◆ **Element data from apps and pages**
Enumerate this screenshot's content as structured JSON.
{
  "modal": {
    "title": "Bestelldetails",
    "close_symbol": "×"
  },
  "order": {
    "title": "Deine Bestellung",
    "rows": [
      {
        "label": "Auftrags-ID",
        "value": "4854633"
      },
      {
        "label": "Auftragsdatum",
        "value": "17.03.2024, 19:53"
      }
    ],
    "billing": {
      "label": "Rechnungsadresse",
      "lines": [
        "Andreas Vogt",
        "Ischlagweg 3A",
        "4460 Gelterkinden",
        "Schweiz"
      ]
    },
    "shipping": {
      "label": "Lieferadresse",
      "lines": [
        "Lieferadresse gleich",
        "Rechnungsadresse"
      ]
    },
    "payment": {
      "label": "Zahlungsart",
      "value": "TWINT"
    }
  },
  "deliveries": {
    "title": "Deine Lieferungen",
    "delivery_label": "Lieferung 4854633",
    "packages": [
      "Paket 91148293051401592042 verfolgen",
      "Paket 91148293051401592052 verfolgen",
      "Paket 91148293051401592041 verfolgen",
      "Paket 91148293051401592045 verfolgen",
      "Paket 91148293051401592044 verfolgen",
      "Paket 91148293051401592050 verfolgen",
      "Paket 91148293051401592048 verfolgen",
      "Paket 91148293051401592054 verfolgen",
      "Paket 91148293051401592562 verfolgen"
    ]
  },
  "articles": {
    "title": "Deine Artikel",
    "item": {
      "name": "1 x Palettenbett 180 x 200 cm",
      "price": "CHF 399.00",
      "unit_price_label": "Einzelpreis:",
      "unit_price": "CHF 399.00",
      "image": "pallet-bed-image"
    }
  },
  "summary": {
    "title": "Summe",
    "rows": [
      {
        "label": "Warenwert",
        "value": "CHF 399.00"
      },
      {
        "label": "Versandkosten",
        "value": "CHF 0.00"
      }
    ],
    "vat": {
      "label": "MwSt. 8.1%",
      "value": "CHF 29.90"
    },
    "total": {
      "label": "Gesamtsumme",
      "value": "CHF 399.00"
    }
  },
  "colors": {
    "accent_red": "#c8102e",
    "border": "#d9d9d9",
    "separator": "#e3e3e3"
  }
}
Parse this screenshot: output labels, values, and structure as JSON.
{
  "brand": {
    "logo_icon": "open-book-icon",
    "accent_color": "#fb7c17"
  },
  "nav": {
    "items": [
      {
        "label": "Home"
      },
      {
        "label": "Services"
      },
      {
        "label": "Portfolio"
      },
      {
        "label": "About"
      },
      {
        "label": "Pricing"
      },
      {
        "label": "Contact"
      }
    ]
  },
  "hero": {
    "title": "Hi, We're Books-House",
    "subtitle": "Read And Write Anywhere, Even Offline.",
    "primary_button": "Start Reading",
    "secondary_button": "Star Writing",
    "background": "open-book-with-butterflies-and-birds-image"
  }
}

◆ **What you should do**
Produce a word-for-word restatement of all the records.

◆ **Written solution**
Enumerate this screenshot's content as structured JSON.
{
  "modal": {
    "title": "Bestelldetails",
    "close_symbol": "×"
  },
  "order": {
    "title": "Deine Bestellung",
    "rows": [
      {
        "label": "Auftrags-ID",
        "value": "4854633"
      },
      {
        "label": "Auftragsdatum",
        "value": "17.03.2024, 19:53"
      }
    ],
    "billing": {
      "label": "Rechnungsadresse",
      "lines": [
        "Andreas Vogt",
        "Ischlagweg 3A",
        "4460 Gelterkinden",
        "Schweiz"
      ]
    },
    "shipping": {
      "label": "Lieferadresse",
      "lines": [
        "Lieferadresse gleich",
        "Rechnungsadresse"
      ]
    },
    "payment": {
      "label": "Zahlungsart",
      "value": "TWINT"
    }
  },
  "deliveries": {
    "title": "Deine Lieferungen",
    "delivery_label": "Lieferung 4854633",
    "packages": [
      "Paket 91148293051401592042 verfolgen",
      "Paket 91148293051401592052 verfolgen",
      "Paket 91148293051401592041 verfolgen",
      "Paket 91148293051401592045 verfolgen",
      "Paket 91148293051401592044 verfolgen",
      "Paket 91148293051401592050 verfolgen",
      "Paket 91148293051401592048 verfolgen",
      "Paket 91148293051401592054 verfolgen",
      "Paket 91148293051401592562 verfolgen"
    ]
  },
  "articles": {
    "title": "Deine Artikel",
    "item": {
      "name": "1 x Palettenbett 180 x 200 cm",
      "price": "CHF 399.00",
      "unit_price_label": "Einzelpreis:",
      "unit_price": "CHF 399.00",
      "image": "pallet-bed-image"
    }
  },
  "summary": {
    "title": "Summe",
    "rows": [
      {
        "label": "Warenwert",
        "value": "CHF 399.00"
      },
      {
        "label": "Versandkosten",
        "value": "CHF 0.00"
      }
    ],
    "vat": {
      "label": "MwSt. 8.1%",
      "value": "CHF 29.90"
    },
    "total": {
      "label": "Gesamtsumme",
      "value": "CHF 399.00"
    }
  },
  "colors": {
    "accent_red": "#c8102e",
    "border": "#d9d9d9",
    "separator": "#e3e3e3"
  }
}
Parse this screenshot: output labels, values, and structure as JSON.
{
  "brand": {
    "logo_icon": "open-book-icon",
    "accent_color": "#fb7c17"
  },
  "nav": {
    "items": [
      {
        "label": "Home"
      },
      {
        "label": "Services"
      },
      {
        "label": "Portfolio"
      },
      {
        "label": "About"
      },
      {
        "label": "Pricing"
      },
      {
        "label": "Contact"
      }
    ]
  },
  "hero": {
    "title": "Hi, We're Books-House",
    "subtitle": "Read And Write Anywhere, Even Offline.",
    "primary_button": "Start Reading",
    "secondary_button": "Star Writing",
    "background": "open-book-with-butterflies-and-birds-image"
  }
}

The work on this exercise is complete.